The main food that takes pride of place in Spanish culture is the Jamon (air-dried leg of ham). Think of it a prosciutto but different: unlike prosciutto, the leg bone is left on & the Jamon is sliced down the length of the bone (in small, wafer-thin slices). The process used to dry it is different as well. There is a whole culture around the Jamon (esp. when it is first sliced). There is a chain of shop here called ¨Museo de Jamon¨ (Museum of Ham) that simply sells Jamon, Jamon sandwiches, etc.....The smell, as you walk into a store, is something else. I´ve also seen a place called ¨El Paradisio del Jamon¨ (Ham Paradise) that is the same.

Now.....about vegetarianism. The Spanish consider Jamon as a vegetarian dish so be warned.

I´ve tried blood pudding (Burgos). Can't say that I found it that interesting to be honest (sorry B & G).

The Tapas is great...small servings of all sorts of things that is quite cheap. I simply pick something that sounds interesting & hope that it´s not kidneys or offal of any sort. Haven´t had that happen to me yet !!

There is a bull-fighter´s bar near Plaza Major that was an interesting place to eat tapas at. Everywhere you looked on the walls were bullfighting pictures (some nasty ones of bullfighters being gored) & heads of bulls.

Oh !!! Before I forget !! Can anyone tell me why the Spanish, when they serve their coffee, have sugar satchels that are twice the size of normal packaging ?? The bloody things have between 2 - 2.5 teaspoons of sugar in them !!

The eating highlight was Cafe Real.
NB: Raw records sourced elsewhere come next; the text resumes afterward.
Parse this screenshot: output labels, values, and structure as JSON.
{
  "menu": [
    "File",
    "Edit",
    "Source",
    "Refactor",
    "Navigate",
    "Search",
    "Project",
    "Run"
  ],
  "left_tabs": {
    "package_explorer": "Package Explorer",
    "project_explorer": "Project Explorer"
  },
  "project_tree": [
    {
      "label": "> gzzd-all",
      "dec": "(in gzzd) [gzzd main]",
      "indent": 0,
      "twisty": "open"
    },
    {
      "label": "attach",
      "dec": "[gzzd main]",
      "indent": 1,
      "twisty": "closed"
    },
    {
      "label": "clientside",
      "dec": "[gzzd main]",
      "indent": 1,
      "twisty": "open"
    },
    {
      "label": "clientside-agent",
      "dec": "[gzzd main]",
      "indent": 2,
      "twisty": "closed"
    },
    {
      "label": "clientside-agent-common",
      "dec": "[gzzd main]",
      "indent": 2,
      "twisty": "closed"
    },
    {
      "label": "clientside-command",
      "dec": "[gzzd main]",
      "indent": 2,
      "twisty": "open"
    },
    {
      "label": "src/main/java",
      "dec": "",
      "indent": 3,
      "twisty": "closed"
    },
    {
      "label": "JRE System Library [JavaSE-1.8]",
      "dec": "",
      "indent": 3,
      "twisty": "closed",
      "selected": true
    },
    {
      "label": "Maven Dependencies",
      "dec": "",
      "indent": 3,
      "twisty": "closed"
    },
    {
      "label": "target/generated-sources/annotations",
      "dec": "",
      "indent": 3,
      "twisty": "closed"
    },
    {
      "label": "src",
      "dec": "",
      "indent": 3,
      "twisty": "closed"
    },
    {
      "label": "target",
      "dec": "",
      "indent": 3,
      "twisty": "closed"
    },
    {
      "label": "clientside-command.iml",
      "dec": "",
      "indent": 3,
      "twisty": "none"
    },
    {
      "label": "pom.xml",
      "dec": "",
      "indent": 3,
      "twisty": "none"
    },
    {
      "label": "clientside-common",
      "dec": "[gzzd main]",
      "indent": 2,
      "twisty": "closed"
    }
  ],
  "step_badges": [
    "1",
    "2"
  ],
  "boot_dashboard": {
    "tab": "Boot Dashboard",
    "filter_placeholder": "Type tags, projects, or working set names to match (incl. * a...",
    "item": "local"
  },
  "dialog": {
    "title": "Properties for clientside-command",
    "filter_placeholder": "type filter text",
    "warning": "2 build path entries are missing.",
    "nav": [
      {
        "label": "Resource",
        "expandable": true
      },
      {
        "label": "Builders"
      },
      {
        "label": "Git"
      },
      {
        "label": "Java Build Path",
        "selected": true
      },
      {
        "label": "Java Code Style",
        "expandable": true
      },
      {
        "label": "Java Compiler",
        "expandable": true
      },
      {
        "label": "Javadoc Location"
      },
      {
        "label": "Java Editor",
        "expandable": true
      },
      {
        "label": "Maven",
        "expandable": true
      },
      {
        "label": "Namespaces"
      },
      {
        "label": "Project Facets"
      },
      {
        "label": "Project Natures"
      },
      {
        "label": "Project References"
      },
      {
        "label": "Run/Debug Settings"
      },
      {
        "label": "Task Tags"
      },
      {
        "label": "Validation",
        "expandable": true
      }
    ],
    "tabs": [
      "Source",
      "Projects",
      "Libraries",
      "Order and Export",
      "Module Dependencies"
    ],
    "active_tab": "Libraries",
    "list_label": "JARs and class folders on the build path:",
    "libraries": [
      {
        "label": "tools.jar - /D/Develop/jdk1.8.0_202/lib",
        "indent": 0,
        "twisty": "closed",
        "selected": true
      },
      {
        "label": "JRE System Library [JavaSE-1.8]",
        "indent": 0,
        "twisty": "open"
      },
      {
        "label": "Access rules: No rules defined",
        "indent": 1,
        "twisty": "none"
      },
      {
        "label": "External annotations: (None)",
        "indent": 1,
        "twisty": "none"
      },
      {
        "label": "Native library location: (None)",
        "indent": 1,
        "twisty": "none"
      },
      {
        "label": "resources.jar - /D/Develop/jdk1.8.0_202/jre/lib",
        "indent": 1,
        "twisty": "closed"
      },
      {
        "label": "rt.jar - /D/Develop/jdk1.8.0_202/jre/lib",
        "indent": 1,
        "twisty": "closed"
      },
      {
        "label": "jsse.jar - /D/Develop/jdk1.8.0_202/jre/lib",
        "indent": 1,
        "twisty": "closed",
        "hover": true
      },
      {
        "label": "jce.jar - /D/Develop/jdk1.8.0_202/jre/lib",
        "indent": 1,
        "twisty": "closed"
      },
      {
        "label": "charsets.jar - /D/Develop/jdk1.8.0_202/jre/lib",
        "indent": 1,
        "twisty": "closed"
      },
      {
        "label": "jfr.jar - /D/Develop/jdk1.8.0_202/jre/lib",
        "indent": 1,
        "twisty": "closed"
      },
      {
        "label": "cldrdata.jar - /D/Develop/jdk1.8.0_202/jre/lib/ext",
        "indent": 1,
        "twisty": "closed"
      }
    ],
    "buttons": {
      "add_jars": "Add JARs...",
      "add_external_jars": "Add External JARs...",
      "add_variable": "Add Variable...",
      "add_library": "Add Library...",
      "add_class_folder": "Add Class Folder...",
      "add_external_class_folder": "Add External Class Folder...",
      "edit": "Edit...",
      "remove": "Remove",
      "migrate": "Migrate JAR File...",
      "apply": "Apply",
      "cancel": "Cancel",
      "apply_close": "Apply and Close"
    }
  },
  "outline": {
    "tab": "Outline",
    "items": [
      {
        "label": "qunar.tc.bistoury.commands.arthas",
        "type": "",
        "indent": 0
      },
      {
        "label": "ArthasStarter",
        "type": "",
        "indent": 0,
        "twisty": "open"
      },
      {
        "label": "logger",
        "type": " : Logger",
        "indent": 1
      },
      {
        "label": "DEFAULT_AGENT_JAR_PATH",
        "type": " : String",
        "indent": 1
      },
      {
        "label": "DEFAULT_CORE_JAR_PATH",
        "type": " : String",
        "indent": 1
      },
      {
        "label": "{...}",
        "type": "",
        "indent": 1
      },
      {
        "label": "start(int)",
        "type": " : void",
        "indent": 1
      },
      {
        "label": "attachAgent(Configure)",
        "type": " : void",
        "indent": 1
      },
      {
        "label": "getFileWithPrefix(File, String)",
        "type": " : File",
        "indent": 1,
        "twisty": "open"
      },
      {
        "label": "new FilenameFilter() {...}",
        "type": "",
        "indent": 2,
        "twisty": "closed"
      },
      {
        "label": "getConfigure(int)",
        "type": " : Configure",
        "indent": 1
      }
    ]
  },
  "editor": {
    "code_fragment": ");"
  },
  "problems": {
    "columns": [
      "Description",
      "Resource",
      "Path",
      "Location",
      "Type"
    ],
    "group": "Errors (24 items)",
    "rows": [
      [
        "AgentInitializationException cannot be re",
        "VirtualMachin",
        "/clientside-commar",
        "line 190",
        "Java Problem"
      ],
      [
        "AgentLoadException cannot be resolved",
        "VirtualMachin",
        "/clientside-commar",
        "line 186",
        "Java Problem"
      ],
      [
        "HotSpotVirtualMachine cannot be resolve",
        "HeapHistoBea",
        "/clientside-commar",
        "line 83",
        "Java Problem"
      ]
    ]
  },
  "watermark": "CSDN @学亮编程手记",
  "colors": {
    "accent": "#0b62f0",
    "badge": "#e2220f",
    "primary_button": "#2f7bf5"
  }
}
It´s a nice little restaurant that just happens to be in the Real Madrid stadium & overlooks the Real Madrid home pitch. That was a pretty amazing place to eat.

Well....that´s it for this posting. I´ve got a few admin things to do today here in Cordoba. The next time I post, it´ll probably be from Italy but will include my last few days in Spain.

Until then....take care.